I’m an introvert through and through. As a person who is an avid listener, I haven’t always been the best at speaking up for myself. For me, part of the silver lining of having a chronic illness has been finding a voice beyond one that’s on paper or in print. I’ve learned to be an advocate for others and myself.

I’m writing this column after leaving a doctor’s office that I’m not going back to. This isn’t the first time this has happened.

Doctors take an oath to do no harm. However, I’ve been traumatized by many doctors. This sounds dramatic. However, during a visit to the doctor, my heart rate and blood pressure can rise. Sitting on the medical table can give me flashbacks to times of physical and mental pain brought on by doctors I have seen in the past.

I’ve been dismissed and given the opposite of care. I’ve left offices in tears, in agony not only from the pain I went in for, but also from the pain of being unheard. I’ve been chastised and spoken down to. I’ve been called crazy and told I’m faking. I’ve been shot down, just to find out later I was right in knowing something was wrong only after being heard when an older adult is in the room or when another doctor took the time to listen and believe me.

Even when I’ve spoken up, doctors haven’t listened. That’s where I’ve learned there’s more than one pathway in life. I just have to make a new path in another direction.

My journey is full of branches. It’s a crazy tree with weird limbs. Some are short blunt points, signs of new ideas or attempts that didn’t work out. Setbacks have helped me grow roots to help anchor the tree that I’m still trying to nurture. Sometimes, like during the lowest lows at the doctor’s office or in the hospital, I feel like I’m wilting and can’t support myself. Other times I’m able to stretch out and grow.

This has come partly from knowing when to walk away. When something isn’t going as it’s supposed to, whether that be in a friendship, relationship, job or classroom, it’s important to speak up against injustice or something that’s causing more harm than good. This is the way things can change.
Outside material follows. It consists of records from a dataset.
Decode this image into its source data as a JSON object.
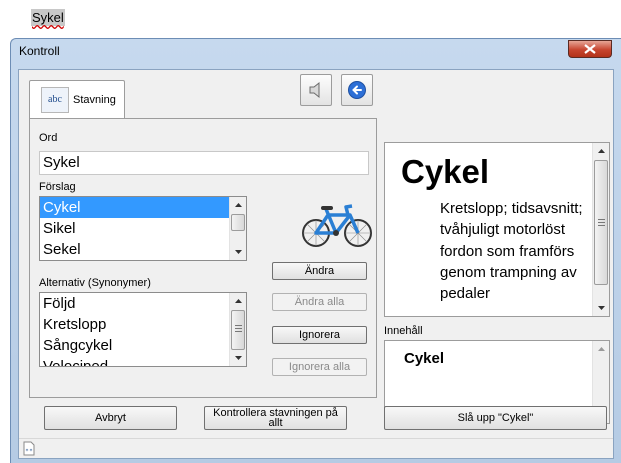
{
  "document": {
    "word": "Sykel"
  },
  "window": {
    "title": "Kontroll"
  },
  "tabs": [
    {
      "label": "Stavning",
      "icon_text": "abc"
    }
  ],
  "toolbar": {
    "speak_icon": "speaker-icon",
    "back_icon": "back-arrow-icon"
  },
  "word_field": {
    "label": "Ord",
    "value": "Sykel"
  },
  "suggestions": {
    "label": "Förslag",
    "items": [
      "Cykel",
      "Sikel",
      "Sekel"
    ],
    "selected": "Cykel"
  },
  "synonyms": {
    "label": "Alternativ (Synonymer)",
    "items": [
      "Följd",
      "Kretslopp",
      "Sångcykel",
      "Velociped"
    ]
  },
  "buttons": {
    "change": "Ändra",
    "change_all": "Ändra alla",
    "ignore": "Ignorera",
    "ignore_all": "Ignorera alla",
    "cancel": "Avbryt",
    "check_all": "Kontrollera stavningen på allt",
    "lookup": "Slå upp \"Cykel\""
  },
  "dictionary": {
    "headword": "Cykel",
    "definition": "Kretslopp; tidsavsnitt; tvåhjuligt motorlöst fordon som framförs genom trampning av pedaler"
  },
  "contents": {
    "label": "Innehåll",
    "item": "Cykel"
  },
  "colors": {
    "selection": "#3399ff",
    "bike": "#2a7fd4",
    "close": "#c7452f"
  }
}
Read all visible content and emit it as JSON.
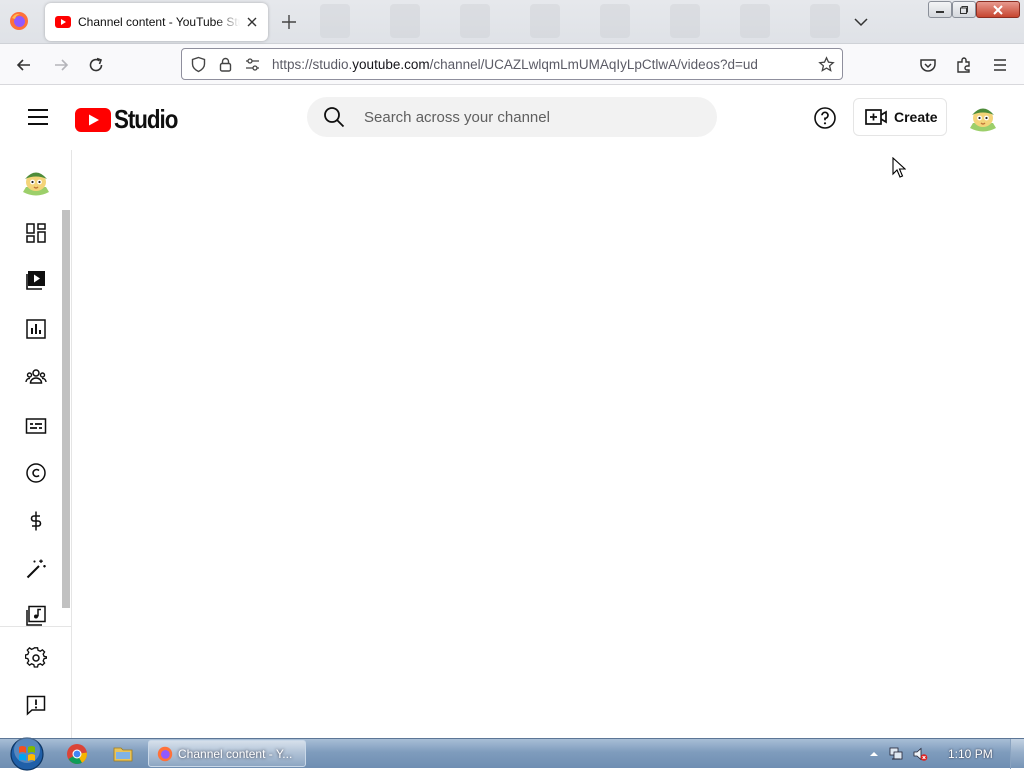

Don’t settle for a situation that only hurts. However, not settling doesn’t mean everything is immediately fixed. It can feel like a never-ending fight.

I’ve been seeking an answer to new symptoms that started in February. It’s been months, but it could be years. In the world of medicine, you can find reports of stories from patients who waited years for a diagnosis.

In life, your gender, race or socioeconomic status can affect everything. It can affect your health care, education, opportunities and more.

In dealing with less than ideal situations, I am even more driven to be a journalist who can write articles that can be available to anyone. I want to report on stories that help other people learn and be aware. More than anything, I want people to read about how they matter and how one person can make a difference.

In the isolation of sickness, reading articles on stories of injustice in medicine has given me knowledge for my journey, and I hope to do that for others.

Sophie Feinberg is a UF journalism junior. Her column comes out Tuesday and Thursday.